Task statement:
Give back every entry exactly; drop the pictures.
--- Information supplied Enclosed Below ---
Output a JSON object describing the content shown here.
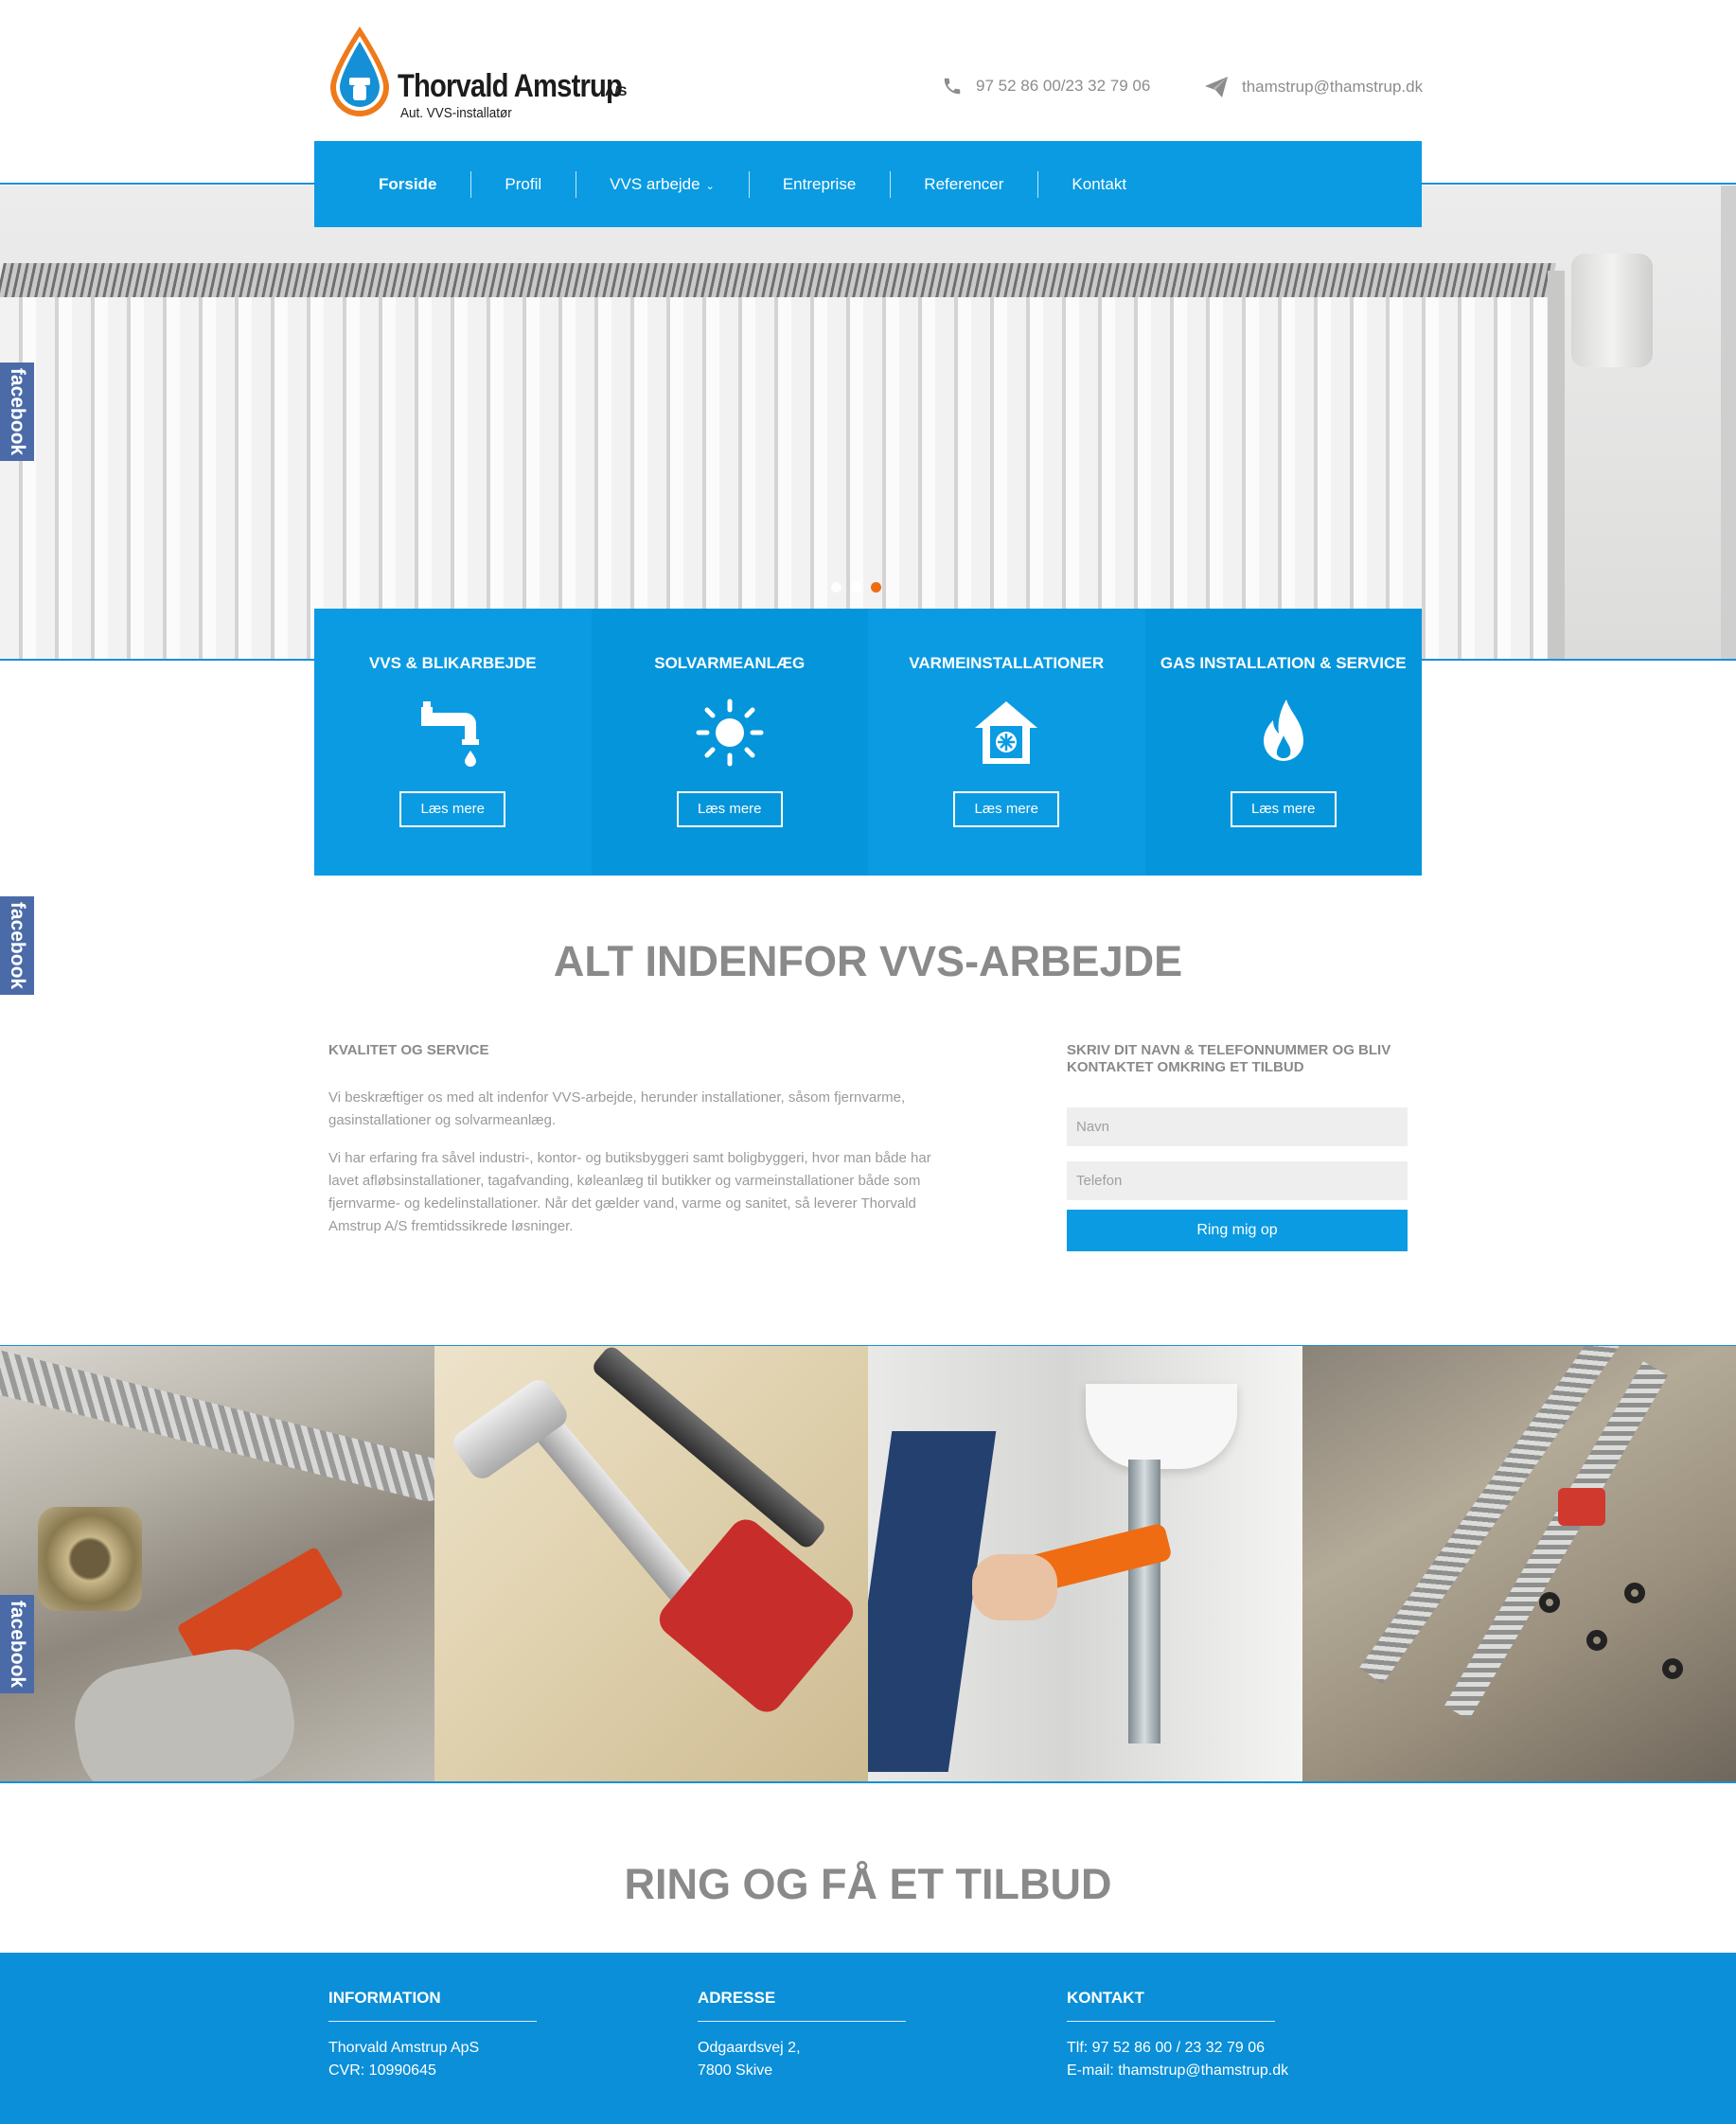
{
  "header": {
    "logo_name": "Thorvald Amstrup",
    "logo_suffix": "A/S",
    "logo_tagline": "Aut. VVS-installatør",
    "phone": "97 52 86 00/23 32 79 06",
    "email": "thamstrup@thamstrup.dk"
  },
  "nav": {
    "items": [
      {
        "label": "Forside",
        "active": true
      },
      {
        "label": "Profil"
      },
      {
        "label": "VVS arbejde",
        "has_dropdown": true
      },
      {
        "label": "Entreprise"
      },
      {
        "label": "Referencer"
      },
      {
        "label": "Kontakt"
      }
    ]
  },
  "slider": {
    "slides": 3,
    "active_slide": 3
  },
  "social": {
    "facebook_label": "facebook"
  },
  "services": [
    {
      "title": "VVS & BLIKARBEJDE",
      "icon": "faucet-icon",
      "button": "Læs mere"
    },
    {
      "title": "SOLVARMEANLÆG",
      "icon": "sun-icon",
      "button": "Læs mere"
    },
    {
      "title": "VARMEINSTALLATIONER",
      "icon": "house-heating-icon",
      "button": "Læs mere"
    },
    {
      "title": "GAS INSTALLATION & SERVICE",
      "icon": "flame-icon",
      "button": "Læs mere"
    }
  ],
  "intro": {
    "heading": "ALT INDENFOR VVS-ARBEJDE",
    "subheading": "KVALITET OG SERVICE",
    "paragraph_1": "Vi beskræftiger os med alt indenfor VVS-arbejde, herunder installationer, såsom fjernvarme, gasinstallationer og solvarmeanlæg.",
    "paragraph_2": "Vi har erfaring fra såvel industri-, kontor- og butiksbyggeri samt boligbyggeri, hvor man både har lavet afløbsinstallationer, tagafvanding, køleanlæg til butikker og varmeinstallationer både som fjernvarme- og kedelinstallationer. Når det gælder vand, varme og sanitet, så leverer Thorvald Amstrup A/S fremtidssikrede løsninger."
  },
  "callback_form": {
    "heading": "SKRIV DIT NAVN & TELEFONNUMMER OG BLIV KONTAKTET OMKRING ET TILBUD",
    "name_placeholder": "Navn",
    "phone_placeholder": "Telefon",
    "submit_label": "Ring mig op"
  },
  "ring_section": {
    "heading": "RING OG FÅ ET TILBUD"
  },
  "footer": {
    "information": {
      "title": "INFORMATION",
      "lines": [
        "Thorvald Amstrup ApS",
        "CVR: 10990645"
      ]
    },
    "address": {
      "title": "ADRESSE",
      "lines": [
        "Odgaardsvej 2,",
        "7800 Skive"
      ]
    },
    "contact": {
      "title": "KONTAKT",
      "lines": [
        "Tlf: 97 52 86 00 / 23 32 79 06",
        "E-mail: thamstrup@thamstrup.dk"
      ]
    }
  },
  "colors": {
    "primary_blue": "#0a9be2",
    "footer_blue": "#0a8fd8",
    "accent_orange": "#ef6c12",
    "facebook_blue": "#4a6ba8"
  }
}
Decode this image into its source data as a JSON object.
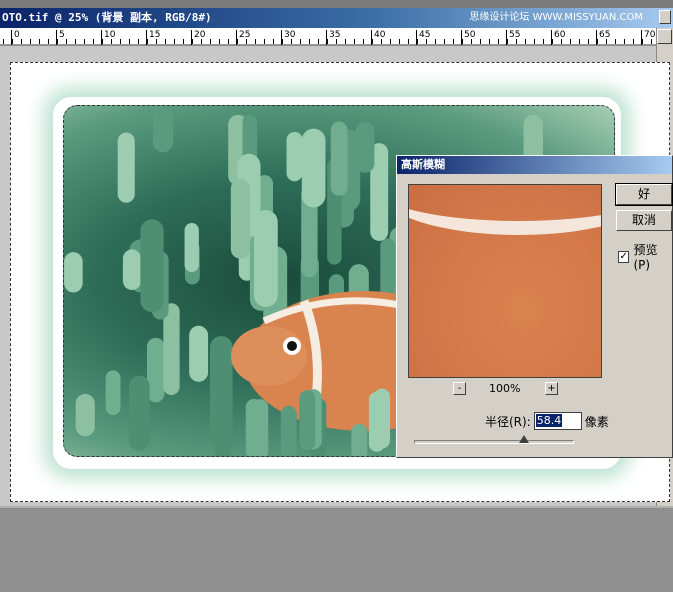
{
  "window": {
    "title": "OTO.tif @ 25% (背景 副本, RGB/8#)",
    "watermark": "思缘设计论坛 WWW.MISSYUAN.COM"
  },
  "ruler": {
    "labels": [
      "0",
      "5",
      "10",
      "15",
      "20",
      "25",
      "30",
      "35",
      "40",
      "45",
      "50",
      "55",
      "60",
      "65",
      "70"
    ]
  },
  "dialog": {
    "title": "高斯模糊",
    "ok_label": "好",
    "cancel_label": "取消",
    "preview_label": "预览(P)",
    "preview_checked": "✓",
    "zoom_out": "-",
    "zoom_in": "+",
    "zoom_value": "100%",
    "radius_label": "半径(R):",
    "radius_value": "58.4",
    "radius_unit": "像素",
    "slider_fraction": 0.68
  },
  "colors": {
    "titlebar": "#0a246a",
    "dialog_bg": "#d4d0c8",
    "fish": "#d9834e"
  }
}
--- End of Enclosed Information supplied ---
Answer to this task:
Output a JSON object describing the content shown here.
{
  "header": {
    "logo_name": "Thorvald Amstrup",
    "logo_suffix": "A/S",
    "logo_tagline": "Aut. VVS-installatør",
    "phone": "97 52 86 00/23 32 79 06",
    "email": "thamstrup@thamstrup.dk"
  },
  "nav": {
    "items": [
      {
        "label": "Forside",
        "active": true
      },
      {
        "label": "Profil"
      },
      {
        "label": "VVS arbejde",
        "has_dropdown": true
      },
      {
        "label": "Entreprise"
      },
      {
        "label": "Referencer"
      },
      {
        "label": "Kontakt"
      }
    ]
  },
  "slider": {
    "slides": 3,
    "active_slide": 3
  },
  "social": {
    "facebook_label": "facebook"
  },
  "services": [
    {
      "title": "VVS & BLIKARBEJDE",
      "icon": "faucet-icon",
      "button": "Læs mere"
    },
    {
      "title": "SOLVARMEANLÆG",
      "icon": "sun-icon",
      "button": "Læs mere"
    },
    {
      "title": "VARMEINSTALLATIONER",
      "icon": "house-heating-icon",
      "button": "Læs mere"
    },
    {
      "title": "GAS INSTALLATION & SERVICE",
      "icon": "flame-icon",
      "button": "Læs mere"
    }
  ],
  "intro": {
    "heading": "ALT INDENFOR VVS-ARBEJDE",
    "subheading": "KVALITET OG SERVICE",
    "paragraph_1": "Vi beskræftiger os med alt indenfor VVS-arbejde, herunder installationer, såsom fjernvarme, gasinstallationer og solvarmeanlæg.",
    "paragraph_2": "Vi har erfaring fra såvel industri-, kontor- og butiksbyggeri samt boligbyggeri, hvor man både har lavet afløbsinstallationer, tagafvanding, køleanlæg til butikker og varmeinstallationer både som fjernvarme- og kedelinstallationer. Når det gælder vand, varme og sanitet, så leverer Thorvald Amstrup A/S fremtidssikrede løsninger."
  },
  "callback_form": {
    "heading": "SKRIV DIT NAVN & TELEFONNUMMER OG BLIV KONTAKTET OMKRING ET TILBUD",
    "name_placeholder": "Navn",
    "phone_placeholder": "Telefon",
    "submit_label": "Ring mig op"
  },
  "ring_section": {
    "heading": "RING OG FÅ ET TILBUD"
  },
  "footer": {
    "information": {
      "title": "INFORMATION",
      "lines": [
        "Thorvald Amstrup ApS",
        "CVR: 10990645"
      ]
    },
    "address": {
      "title": "ADRESSE",
      "lines": [
        "Odgaardsvej 2,",
        "7800 Skive"
      ]
    },
    "contact": {
      "title": "KONTAKT",
      "lines": [
        "Tlf: 97 52 86 00 / 23 32 79 06",
        "E-mail: thamstrup@thamstrup.dk"
      ]
    }
  },
  "colors": {
    "primary_blue": "#0a9be2",
    "footer_blue": "#0a8fd8",
    "accent_orange": "#ef6c12",
    "facebook_blue": "#4a6ba8"
  }
}
Decode this image into its source data as a JSON object.
{
  "window": {
    "title": "OTO.tif @ 25% (背景 副本, RGB/8#)",
    "watermark": "思缘设计论坛 WWW.MISSYUAN.COM"
  },
  "ruler": {
    "labels": [
      "0",
      "5",
      "10",
      "15",
      "20",
      "25",
      "30",
      "35",
      "40",
      "45",
      "50",
      "55",
      "60",
      "65",
      "70"
    ]
  },
  "dialog": {
    "title": "高斯模糊",
    "ok_label": "好",
    "cancel_label": "取消",
    "preview_label": "预览(P)",
    "preview_checked": "✓",
    "zoom_out": "-",
    "zoom_in": "+",
    "zoom_value": "100%",
    "radius_label": "半径(R):",
    "radius_value": "58.4",
    "radius_unit": "像素",
    "slider_fraction": 0.68
  },
  "colors": {
    "titlebar": "#0a246a",
    "dialog_bg": "#d4d0c8",
    "fish": "#d9834e"
  }
}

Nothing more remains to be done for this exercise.